  • jclaus98

Posted January 04, 2008 - 05:00 PM

#12

Creeky, I'm almost positive that my manual says rotate the flywheel cloclwise, but from your description, the way I've got everything in, rotating it counter-clockwise would almost make sense. I'll have to check the manual to see exactl ywhat it says.

  • zrxer

Posted January 04, 2008 - 06:35 PM

#13

Creeky is absolutely right on the money.:banghead: Counter-clockwise. Bruce

  • crmc33

Posted January 11, 2008 - 05:21 AM

#14

Yes definately CCW (clockwise on the clutch side).

If you set your tappets with the crank at the T mark and all the cam lobes are face down then you cant go wrong.
Once set, rotate the crank and check that all runs freely (say suck squeeze bang blow to yourself whilst turning it!!) :banghead:

  • pwrpapa

Posted January 11, 2008 - 06:45 AM

#15

I hate to say this but your new cam an rockers will do the same thing as the old ones did if you don't get more oil to them. I know, i've went through about 6 sets now.





Related Content

Wiki
Want to add a kickstart to your XR650L?  Here's how - last post by clc3251

Want to add a kickstart to your XR650L? Here's how


Articles
  • 0 replies
Reviews

Honda XR650L 2017 by Chris.GVS


Honda XR650L 2017
  • - - - - -
  • 0 reviews
Forums
Photo

Engine Loping/Sputtering by tcaldwell


Dirt Bike   Make / Model Specific   Honda   XR600/650
  • 2 replies
Reviews

Honda XR650L 2016 by Chris.GVS


Honda XR650L 2016
  • - - - - -
  • 0 reviews
Forums
Photo

XR650L super moto wheels by greggkklee


Dirt Bike   Make / Model Specific   Honda   XR600/650
  • Hot  28 replies
 
x

Join Our Community!

Even if you don't want to post, registered members get access to tools that make finding & following the good stuff easier.

If you enjoyed reading about "" here in the ThumperTalk archive, you'll LOVE our community. Come join ThumperTalk today!

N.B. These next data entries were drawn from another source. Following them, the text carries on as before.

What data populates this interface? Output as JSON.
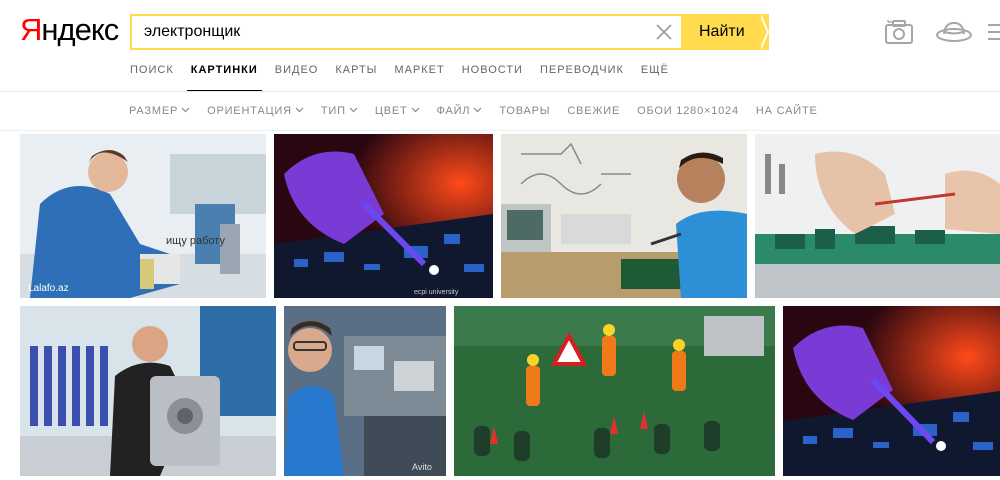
{
  "logo": {
    "first": "Я",
    "rest": "ндекс"
  },
  "search": {
    "query": "электронщик",
    "button_label": "Найти"
  },
  "nav": {
    "items": [
      {
        "label": "ПОИСК",
        "active": false
      },
      {
        "label": "КАРТИНКИ",
        "active": true
      },
      {
        "label": "ВИДЕО",
        "active": false
      },
      {
        "label": "КАРТЫ",
        "active": false
      },
      {
        "label": "МАРКЕТ",
        "active": false
      },
      {
        "label": "НОВОСТИ",
        "active": false
      },
      {
        "label": "ПЕРЕВОДЧИК",
        "active": false
      },
      {
        "label": "ЕЩЁ",
        "active": false
      }
    ]
  },
  "filters": {
    "items": [
      {
        "label": "РАЗМЕР",
        "dropdown": true
      },
      {
        "label": "ОРИЕНТАЦИЯ",
        "dropdown": true
      },
      {
        "label": "ТИП",
        "dropdown": true
      },
      {
        "label": "ЦВЕТ",
        "dropdown": true
      },
      {
        "label": "ФАЙЛ",
        "dropdown": true
      },
      {
        "label": "ТОВАРЫ",
        "dropdown": false
      },
      {
        "label": "СВЕЖИЕ",
        "dropdown": false
      },
      {
        "label": "ОБОИ 1280×1024",
        "dropdown": false
      },
      {
        "label": "НА САЙТЕ",
        "dropdown": false
      }
    ]
  },
  "results": [
    {
      "caption": "ищу работу",
      "watermark": "Lalafo.az"
    },
    {
      "caption": "",
      "watermark": "ecpi university"
    },
    {
      "caption": "",
      "watermark": ""
    },
    {
      "caption": "",
      "watermark": ""
    },
    {
      "caption": "",
      "watermark": ""
    },
    {
      "caption": "",
      "watermark": "Avito"
    },
    {
      "caption": "",
      "watermark": ""
    },
    {
      "caption": "",
      "watermark": ""
    }
  ],
  "colors": {
    "accent": "#ffdb4d",
    "logo_red": "#ff0000",
    "nav_text": "#666666",
    "filter_text": "#888888"
  }
}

The views and opinions expressed on this page are strictly those of the author, and have not been reviewed or approved by ThumperTalk.